Partly due to the use of exhaustive-annotated data, deep networks have achieved impressive performance on medical image segmentation. Medical imaging data paired with noisy annotation are, however, ubiquitous, but little is known about the effect of noisy annotation on deep learning based medical image segmentation. We studied the effect of noisy annotation in the context of mandible segmentation from CT images. First, 202 images of head and neck cancer patients were collected from our clinical database, where the organs-at-risk were annotated by one of twelve planning dosimetrists. The mandibles were roughly annotated as the planning avoiding structure. Then, mandible labels were checked and corrected by a head and neck specialist to get the reference standard. At last, by varying the ratios of noisy labels in the training set, deep networks were trained and tested for mandible segmentation. The trained models were further tested on other two public datasets. Experimental results indicated that the network trained with noisy labels had worse segmentation than that trained with reference standard, and in general, fewer noisy labels led to better performance. When using 20% or less noisy cases for training, no significant difference was found on the segmentation results between the models trained by noisy or reference annotation. Cross-dataset validation results verified that the models trained with noisy data achieved competitive performance to that trained with reference standard. This study suggests that the involved network is robust to noisy annotation to some extent in mandible segmentation from CT images. It also highlights the importance of labeling quality in deep learning. In the future work, extra attention should be paid to how to utilize a small number of reference standard samples to improve the performance of deep learning with noisy annotation.
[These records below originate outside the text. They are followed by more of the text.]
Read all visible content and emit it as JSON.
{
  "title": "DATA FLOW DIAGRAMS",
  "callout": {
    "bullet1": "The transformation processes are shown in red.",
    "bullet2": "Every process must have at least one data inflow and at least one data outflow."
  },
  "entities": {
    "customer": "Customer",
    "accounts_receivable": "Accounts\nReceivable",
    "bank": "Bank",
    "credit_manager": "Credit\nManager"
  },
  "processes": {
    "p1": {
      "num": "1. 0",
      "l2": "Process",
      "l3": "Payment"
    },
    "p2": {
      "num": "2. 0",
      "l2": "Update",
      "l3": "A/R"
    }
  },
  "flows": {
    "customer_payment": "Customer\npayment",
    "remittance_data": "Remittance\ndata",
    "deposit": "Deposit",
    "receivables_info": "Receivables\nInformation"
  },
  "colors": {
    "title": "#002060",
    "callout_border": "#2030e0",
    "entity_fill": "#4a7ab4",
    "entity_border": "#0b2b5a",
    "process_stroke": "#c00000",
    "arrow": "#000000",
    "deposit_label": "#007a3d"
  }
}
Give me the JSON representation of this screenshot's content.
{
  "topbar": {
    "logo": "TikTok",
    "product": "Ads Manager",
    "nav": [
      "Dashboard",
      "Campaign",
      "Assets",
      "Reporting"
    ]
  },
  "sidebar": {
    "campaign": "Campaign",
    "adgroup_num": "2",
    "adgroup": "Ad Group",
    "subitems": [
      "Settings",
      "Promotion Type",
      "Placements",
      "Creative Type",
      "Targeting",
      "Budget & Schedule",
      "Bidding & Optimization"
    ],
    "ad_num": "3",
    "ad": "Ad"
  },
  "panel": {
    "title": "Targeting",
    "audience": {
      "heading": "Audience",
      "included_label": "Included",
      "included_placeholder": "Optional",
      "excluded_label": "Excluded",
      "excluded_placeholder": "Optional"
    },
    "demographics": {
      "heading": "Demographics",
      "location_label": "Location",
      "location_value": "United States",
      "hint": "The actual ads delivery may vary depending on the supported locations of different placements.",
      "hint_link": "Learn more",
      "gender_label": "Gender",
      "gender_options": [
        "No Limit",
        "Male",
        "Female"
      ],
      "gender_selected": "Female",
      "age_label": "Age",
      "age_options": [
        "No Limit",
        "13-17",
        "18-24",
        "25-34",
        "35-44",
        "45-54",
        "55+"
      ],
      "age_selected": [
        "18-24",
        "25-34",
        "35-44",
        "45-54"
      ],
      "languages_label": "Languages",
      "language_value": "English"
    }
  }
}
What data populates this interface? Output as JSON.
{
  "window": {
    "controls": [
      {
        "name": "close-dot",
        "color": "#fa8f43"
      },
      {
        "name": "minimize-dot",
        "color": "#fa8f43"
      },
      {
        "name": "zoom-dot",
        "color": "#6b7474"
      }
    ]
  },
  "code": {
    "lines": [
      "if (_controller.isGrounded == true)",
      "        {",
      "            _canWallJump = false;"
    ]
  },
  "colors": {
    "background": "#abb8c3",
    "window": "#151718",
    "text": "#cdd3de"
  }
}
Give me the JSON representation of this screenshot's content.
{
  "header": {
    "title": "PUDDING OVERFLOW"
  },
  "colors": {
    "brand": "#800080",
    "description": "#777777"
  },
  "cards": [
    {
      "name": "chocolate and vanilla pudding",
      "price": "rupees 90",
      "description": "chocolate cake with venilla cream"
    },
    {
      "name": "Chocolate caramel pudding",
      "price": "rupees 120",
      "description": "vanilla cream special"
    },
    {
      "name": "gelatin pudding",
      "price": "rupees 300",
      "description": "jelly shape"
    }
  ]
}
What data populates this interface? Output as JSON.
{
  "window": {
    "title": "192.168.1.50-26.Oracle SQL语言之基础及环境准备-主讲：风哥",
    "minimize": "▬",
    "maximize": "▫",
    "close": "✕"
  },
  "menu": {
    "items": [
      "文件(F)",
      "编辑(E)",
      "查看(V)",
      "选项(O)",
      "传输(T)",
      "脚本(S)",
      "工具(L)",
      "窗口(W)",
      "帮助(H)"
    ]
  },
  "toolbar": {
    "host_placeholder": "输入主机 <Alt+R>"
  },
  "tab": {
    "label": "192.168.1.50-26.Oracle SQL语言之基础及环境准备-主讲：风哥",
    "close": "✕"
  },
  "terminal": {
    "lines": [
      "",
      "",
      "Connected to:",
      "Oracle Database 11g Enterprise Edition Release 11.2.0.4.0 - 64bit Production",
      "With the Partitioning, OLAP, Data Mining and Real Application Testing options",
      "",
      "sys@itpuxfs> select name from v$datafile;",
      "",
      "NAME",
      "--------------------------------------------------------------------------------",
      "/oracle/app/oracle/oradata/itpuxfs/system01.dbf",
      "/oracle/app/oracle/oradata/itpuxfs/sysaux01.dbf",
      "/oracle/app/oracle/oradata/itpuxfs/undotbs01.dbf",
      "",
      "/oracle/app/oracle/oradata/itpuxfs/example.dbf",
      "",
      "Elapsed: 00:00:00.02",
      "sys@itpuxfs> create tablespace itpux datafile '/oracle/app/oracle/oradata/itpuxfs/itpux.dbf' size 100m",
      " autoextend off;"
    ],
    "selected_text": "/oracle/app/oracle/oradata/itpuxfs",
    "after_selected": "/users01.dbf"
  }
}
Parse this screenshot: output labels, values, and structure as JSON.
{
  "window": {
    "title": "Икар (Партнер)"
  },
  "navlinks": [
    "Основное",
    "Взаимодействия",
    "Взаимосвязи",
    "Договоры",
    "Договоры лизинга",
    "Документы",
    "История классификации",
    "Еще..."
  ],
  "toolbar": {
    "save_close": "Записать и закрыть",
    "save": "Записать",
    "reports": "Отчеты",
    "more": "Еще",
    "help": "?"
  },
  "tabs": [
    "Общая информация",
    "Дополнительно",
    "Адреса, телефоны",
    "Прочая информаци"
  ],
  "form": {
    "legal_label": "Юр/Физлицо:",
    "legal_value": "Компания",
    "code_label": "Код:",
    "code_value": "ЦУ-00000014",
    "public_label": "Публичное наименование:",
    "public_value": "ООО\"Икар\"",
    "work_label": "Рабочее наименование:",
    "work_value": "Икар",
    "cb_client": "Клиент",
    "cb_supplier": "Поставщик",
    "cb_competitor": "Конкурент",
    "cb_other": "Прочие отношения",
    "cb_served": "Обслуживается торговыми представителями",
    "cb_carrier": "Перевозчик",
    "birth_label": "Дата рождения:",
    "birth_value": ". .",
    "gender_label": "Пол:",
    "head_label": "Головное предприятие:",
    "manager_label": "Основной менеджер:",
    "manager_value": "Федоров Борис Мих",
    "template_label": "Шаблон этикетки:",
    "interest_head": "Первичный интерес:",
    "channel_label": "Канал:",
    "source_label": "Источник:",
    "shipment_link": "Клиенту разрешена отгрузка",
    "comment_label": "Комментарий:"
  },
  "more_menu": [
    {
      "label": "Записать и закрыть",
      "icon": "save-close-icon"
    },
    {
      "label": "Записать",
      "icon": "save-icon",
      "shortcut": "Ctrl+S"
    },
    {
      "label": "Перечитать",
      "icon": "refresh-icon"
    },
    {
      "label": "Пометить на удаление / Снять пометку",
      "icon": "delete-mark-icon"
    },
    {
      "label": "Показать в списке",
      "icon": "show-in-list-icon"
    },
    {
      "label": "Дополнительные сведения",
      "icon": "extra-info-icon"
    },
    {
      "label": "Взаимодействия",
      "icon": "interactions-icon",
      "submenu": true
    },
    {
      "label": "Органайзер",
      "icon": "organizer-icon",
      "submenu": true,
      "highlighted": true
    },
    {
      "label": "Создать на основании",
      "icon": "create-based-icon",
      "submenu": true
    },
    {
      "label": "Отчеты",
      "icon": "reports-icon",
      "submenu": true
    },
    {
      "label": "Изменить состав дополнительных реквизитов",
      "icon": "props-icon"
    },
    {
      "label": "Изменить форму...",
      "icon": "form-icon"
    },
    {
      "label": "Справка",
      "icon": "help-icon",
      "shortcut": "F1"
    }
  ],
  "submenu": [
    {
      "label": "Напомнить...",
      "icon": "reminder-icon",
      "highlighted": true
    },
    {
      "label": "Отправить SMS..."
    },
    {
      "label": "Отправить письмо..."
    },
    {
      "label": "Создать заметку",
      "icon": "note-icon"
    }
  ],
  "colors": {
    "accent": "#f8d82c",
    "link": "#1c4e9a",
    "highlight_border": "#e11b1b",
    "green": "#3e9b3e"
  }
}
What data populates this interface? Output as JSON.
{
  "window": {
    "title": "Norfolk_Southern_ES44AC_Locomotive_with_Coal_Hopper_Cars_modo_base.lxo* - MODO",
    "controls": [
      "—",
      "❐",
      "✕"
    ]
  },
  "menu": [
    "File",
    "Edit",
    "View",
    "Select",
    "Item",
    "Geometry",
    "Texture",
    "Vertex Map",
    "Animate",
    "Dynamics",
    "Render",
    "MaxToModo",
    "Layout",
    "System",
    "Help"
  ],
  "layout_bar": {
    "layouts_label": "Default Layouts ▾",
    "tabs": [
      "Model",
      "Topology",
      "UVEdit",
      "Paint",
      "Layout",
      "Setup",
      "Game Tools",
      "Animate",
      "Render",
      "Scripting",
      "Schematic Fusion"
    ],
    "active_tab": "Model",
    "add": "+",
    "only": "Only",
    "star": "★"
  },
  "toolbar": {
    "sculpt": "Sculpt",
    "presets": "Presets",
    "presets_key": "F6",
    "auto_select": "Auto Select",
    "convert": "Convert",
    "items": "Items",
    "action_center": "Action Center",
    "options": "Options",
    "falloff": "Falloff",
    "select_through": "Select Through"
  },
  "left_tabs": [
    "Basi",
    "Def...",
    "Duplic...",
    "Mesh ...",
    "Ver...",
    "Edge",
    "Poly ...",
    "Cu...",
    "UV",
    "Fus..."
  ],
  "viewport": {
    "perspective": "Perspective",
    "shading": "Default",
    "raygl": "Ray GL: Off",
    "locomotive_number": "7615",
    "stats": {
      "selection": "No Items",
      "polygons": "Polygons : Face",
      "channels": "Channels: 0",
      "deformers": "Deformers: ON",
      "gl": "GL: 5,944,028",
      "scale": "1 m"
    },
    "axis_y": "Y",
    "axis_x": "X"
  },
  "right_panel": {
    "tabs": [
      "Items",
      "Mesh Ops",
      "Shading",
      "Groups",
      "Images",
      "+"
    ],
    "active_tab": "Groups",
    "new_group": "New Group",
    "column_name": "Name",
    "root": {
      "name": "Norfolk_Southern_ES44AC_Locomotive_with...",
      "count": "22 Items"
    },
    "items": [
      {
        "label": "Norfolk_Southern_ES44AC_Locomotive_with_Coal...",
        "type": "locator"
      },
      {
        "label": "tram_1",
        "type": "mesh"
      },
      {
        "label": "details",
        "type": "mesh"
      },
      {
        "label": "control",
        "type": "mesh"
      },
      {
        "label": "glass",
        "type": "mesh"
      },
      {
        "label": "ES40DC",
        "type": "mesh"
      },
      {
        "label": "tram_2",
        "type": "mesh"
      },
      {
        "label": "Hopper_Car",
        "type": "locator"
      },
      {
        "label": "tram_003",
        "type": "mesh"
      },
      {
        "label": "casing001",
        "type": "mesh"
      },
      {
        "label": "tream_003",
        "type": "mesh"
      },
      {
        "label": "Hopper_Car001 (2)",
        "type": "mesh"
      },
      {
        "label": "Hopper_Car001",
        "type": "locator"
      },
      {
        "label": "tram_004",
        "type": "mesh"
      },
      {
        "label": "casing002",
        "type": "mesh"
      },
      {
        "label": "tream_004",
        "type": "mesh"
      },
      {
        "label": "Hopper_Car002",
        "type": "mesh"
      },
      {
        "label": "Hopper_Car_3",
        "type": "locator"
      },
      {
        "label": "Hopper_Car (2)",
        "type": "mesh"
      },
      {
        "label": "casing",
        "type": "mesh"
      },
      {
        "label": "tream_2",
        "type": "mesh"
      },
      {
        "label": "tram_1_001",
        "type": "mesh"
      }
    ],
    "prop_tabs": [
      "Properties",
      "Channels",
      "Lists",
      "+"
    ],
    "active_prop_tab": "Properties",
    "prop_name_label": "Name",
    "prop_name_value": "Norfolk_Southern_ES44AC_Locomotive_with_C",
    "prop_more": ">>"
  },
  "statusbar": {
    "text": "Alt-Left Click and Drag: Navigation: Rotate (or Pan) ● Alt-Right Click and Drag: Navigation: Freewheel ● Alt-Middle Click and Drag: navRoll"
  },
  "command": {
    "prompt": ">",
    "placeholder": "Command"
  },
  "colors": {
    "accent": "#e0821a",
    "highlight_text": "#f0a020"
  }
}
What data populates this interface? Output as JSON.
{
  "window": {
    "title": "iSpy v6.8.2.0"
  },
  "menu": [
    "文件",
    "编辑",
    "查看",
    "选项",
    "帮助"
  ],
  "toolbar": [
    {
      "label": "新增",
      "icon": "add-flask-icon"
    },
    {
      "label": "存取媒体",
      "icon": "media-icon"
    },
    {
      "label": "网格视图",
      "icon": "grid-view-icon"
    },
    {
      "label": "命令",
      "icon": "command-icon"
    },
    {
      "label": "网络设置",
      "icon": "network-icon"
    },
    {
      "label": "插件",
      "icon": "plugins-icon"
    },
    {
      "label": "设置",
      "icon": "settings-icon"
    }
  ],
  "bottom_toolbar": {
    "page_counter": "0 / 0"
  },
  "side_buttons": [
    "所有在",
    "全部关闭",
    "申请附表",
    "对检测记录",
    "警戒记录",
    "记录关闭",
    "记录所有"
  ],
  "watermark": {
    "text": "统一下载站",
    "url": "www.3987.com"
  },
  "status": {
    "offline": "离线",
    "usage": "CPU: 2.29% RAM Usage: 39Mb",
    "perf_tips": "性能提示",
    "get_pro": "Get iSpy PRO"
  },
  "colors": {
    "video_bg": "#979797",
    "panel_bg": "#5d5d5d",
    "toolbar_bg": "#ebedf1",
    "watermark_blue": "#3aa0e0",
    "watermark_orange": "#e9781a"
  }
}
- deep learning
- medical image segmentation
- noisy annotation
- radiation oncology
ASJC Scopus subject areas
- Radiological and Ultrasound Technology
- Radiology Nuclear Medicine and imaging